[Element data from apps and pages]

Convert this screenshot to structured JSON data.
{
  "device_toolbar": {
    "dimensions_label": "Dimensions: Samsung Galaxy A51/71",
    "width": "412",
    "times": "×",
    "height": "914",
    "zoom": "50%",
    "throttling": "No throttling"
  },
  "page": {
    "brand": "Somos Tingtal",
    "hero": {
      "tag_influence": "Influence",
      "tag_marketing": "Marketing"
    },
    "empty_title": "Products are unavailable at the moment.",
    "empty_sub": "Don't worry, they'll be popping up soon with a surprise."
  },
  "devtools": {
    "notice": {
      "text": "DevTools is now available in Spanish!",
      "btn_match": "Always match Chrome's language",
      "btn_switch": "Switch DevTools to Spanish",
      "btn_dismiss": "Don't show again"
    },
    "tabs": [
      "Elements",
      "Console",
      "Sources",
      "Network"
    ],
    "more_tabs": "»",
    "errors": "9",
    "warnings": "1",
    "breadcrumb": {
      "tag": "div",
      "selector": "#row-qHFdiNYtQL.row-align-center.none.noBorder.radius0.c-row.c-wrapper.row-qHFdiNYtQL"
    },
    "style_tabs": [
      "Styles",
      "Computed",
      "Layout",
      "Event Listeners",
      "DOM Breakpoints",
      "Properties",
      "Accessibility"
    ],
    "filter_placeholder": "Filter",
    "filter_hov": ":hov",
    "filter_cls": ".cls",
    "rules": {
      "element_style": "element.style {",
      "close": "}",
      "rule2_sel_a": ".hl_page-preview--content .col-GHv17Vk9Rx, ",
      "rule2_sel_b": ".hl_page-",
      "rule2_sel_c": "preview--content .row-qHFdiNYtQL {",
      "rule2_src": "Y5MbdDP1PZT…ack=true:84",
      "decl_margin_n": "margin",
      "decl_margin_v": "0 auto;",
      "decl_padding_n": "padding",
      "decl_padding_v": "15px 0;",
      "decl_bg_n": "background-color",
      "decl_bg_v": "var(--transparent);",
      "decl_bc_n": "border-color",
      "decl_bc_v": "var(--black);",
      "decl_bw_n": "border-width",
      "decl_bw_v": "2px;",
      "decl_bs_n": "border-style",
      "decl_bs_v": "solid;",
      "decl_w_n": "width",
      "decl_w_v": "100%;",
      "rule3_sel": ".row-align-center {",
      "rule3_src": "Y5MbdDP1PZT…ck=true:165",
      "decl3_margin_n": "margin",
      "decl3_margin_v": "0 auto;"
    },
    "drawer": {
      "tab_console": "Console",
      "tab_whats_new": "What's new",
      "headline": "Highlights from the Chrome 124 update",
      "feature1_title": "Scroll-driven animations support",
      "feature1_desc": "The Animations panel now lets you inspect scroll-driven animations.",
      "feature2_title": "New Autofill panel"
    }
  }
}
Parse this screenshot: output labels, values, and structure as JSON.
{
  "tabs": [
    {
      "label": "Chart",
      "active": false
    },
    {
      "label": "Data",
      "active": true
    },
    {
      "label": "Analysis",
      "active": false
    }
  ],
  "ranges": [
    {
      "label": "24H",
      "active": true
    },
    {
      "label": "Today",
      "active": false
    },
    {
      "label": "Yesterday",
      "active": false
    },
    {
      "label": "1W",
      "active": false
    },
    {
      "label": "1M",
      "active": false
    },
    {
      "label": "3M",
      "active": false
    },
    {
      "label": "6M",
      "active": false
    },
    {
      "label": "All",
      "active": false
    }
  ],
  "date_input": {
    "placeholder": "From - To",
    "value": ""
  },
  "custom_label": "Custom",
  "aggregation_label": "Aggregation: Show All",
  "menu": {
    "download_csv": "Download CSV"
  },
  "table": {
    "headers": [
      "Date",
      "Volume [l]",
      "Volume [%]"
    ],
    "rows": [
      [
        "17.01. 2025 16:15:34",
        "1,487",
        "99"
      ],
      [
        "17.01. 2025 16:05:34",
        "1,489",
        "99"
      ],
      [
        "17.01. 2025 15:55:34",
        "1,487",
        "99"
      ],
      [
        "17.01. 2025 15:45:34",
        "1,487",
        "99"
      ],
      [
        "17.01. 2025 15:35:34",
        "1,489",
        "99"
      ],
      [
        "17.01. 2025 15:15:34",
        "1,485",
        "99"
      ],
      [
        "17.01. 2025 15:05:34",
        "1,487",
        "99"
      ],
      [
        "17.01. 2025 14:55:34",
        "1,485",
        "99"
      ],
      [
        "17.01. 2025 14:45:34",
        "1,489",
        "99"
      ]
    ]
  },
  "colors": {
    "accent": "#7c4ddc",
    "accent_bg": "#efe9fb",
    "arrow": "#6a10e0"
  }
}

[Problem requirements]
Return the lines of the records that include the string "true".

[Answer below]
      "rule2_src": "Y5MbdDP1PZT…ack=true:84",
      "rule3_src": "Y5MbdDP1PZT…ck=true:165",
      "active": true
      "active": true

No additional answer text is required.